What you print should match the entries exactly, only without the pictures.

⁂

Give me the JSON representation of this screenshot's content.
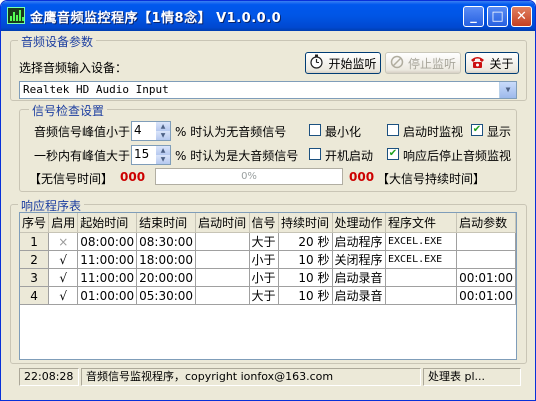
{
  "window": {
    "title": "金鹰音频监控程序【1情8念】 V1.0.0.0",
    "controls": {
      "minimize": "_",
      "maximize": "□",
      "close": "✕"
    }
  },
  "device_group": {
    "title": "音频设备参数",
    "select_label": "选择音频输入设备：",
    "selected_device": "Realtek HD Audio Input",
    "start_button": "开始监听",
    "stop_button": "停止监听",
    "about_button": "关于"
  },
  "signal_group": {
    "title": "信号检查设置",
    "row1_prefix": "音频信号峰值小于",
    "row1_value": "4",
    "row1_suffix": "% 时认为无音频信号",
    "row2_prefix": "一秒内有峰值大于",
    "row2_value": "15",
    "row2_suffix": "% 时认为是大音频信号",
    "checkboxes": {
      "minimize": {
        "label": "最小化",
        "checked": false
      },
      "autostart_listen": {
        "label": "启动时监视",
        "checked": false
      },
      "show": {
        "label": "显示",
        "checked": true
      },
      "boot_start": {
        "label": "开机启动",
        "checked": false
      },
      "stop_after_response": {
        "label": "响应后停止音频监视",
        "checked": true
      }
    },
    "no_signal_label": "【无信号时间】",
    "no_signal_value": "000",
    "progress_text": "0%",
    "progress_value": 0,
    "big_signal_value": "000",
    "big_signal_label": "【大信号持续时间】"
  },
  "response_group": {
    "title": "响应程序表",
    "columns": [
      "序号",
      "启用",
      "起始时间",
      "结束时间",
      "启动时间",
      "信号",
      "持续时间",
      "处理动作",
      "程序文件",
      "启动参数"
    ],
    "rows": [
      {
        "no": "1",
        "enabled": "×",
        "start": "08:00:00",
        "end": "08:30:00",
        "launch": "",
        "signal": "大于",
        "duration": "20 秒",
        "action": "启动程序",
        "file": "EXCEL.EXE",
        "param": ""
      },
      {
        "no": "2",
        "enabled": "√",
        "start": "11:00:00",
        "end": "18:00:00",
        "launch": "",
        "signal": "小于",
        "duration": "10 秒",
        "action": "关闭程序",
        "file": "EXCEL.EXE",
        "param": ""
      },
      {
        "no": "3",
        "enabled": "√",
        "start": "11:00:00",
        "end": "20:00:00",
        "launch": "",
        "signal": "小于",
        "duration": "10 秒",
        "action": "启动录音",
        "file": "",
        "param": "00:01:00"
      },
      {
        "no": "4",
        "enabled": "√",
        "start": "01:00:00",
        "end": "05:30:00",
        "launch": "",
        "signal": "大于",
        "duration": "10 秒",
        "action": "启动录音",
        "file": "",
        "param": "00:01:00"
      }
    ]
  },
  "statusbar": {
    "time": "22:08:28",
    "message": "音频信号监视程序，copyright ionfox@163.com",
    "right": "处理表 pl..."
  }
}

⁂

**Solution to this problem**
Give me the JSON representation of this screenshot's content.
{
  "window": {
    "title": "金鹰音频监控程序【1情8念】 V1.0.0.0",
    "controls": {
      "minimize": "_",
      "maximize": "□",
      "close": "✕"
    }
  },
  "device_group": {
    "title": "音频设备参数",
    "select_label": "选择音频输入设备：",
    "selected_device": "Realtek HD Audio Input",
    "start_button": "开始监听",
    "stop_button": "停止监听",
    "about_button": "关于"
  },
  "signal_group": {
    "title": "信号检查设置",
    "row1_prefix": "音频信号峰值小于",
    "row1_value": "4",
    "row1_suffix": "% 时认为无音频信号",
    "row2_prefix": "一秒内有峰值大于",
    "row2_value": "15",
    "row2_suffix": "% 时认为是大音频信号",
    "checkboxes": {
      "minimize": {
        "label": "最小化",
        "checked": false
      },
      "autostart_listen": {
        "label": "启动时监视",
        "checked": false
      },
      "show": {
        "label": "显示",
        "checked": true
      },
      "boot_start": {
        "label": "开机启动",
        "checked": false
      },
      "stop_after_response": {
        "label": "响应后停止音频监视",
        "checked": true
      }
    },
    "no_signal_label": "【无信号时间】",
    "no_signal_value": "000",
    "progress_text": "0%",
    "progress_value": 0,
    "big_signal_value": "000",
    "big_signal_label": "【大信号持续时间】"
  },
  "response_group": {
    "title": "响应程序表",
    "columns": [
      "序号",
      "启用",
      "起始时间",
      "结束时间",
      "启动时间",
      "信号",
      "持续时间",
      "处理动作",
      "程序文件",
      "启动参数"
    ],
    "rows": [
      {
        "no": "1",
        "enabled": "×",
        "start": "08:00:00",
        "end": "08:30:00",
        "launch": "",
        "signal": "大于",
        "duration": "20 秒",
        "action": "启动程序",
        "file": "EXCEL.EXE",
        "param": ""
      },
      {
        "no": "2",
        "enabled": "√",
        "start": "11:00:00",
        "end": "18:00:00",
        "launch": "",
        "signal": "小于",
        "duration": "10 秒",
        "action": "关闭程序",
        "file": "EXCEL.EXE",
        "param": ""
      },
      {
        "no": "3",
        "enabled": "√",
        "start": "11:00:00",
        "end": "20:00:00",
        "launch": "",
        "signal": "小于",
        "duration": "10 秒",
        "action": "启动录音",
        "file": "",
        "param": "00:01:00"
      },
      {
        "no": "4",
        "enabled": "√",
        "start": "01:00:00",
        "end": "05:30:00",
        "launch": "",
        "signal": "大于",
        "duration": "10 秒",
        "action": "启动录音",
        "file": "",
        "param": "00:01:00"
      }
    ]
  },
  "statusbar": {
    "time": "22:08:28",
    "message": "音频信号监视程序，copyright ionfox@163.com",
    "right": "处理表 pl..."
  }
}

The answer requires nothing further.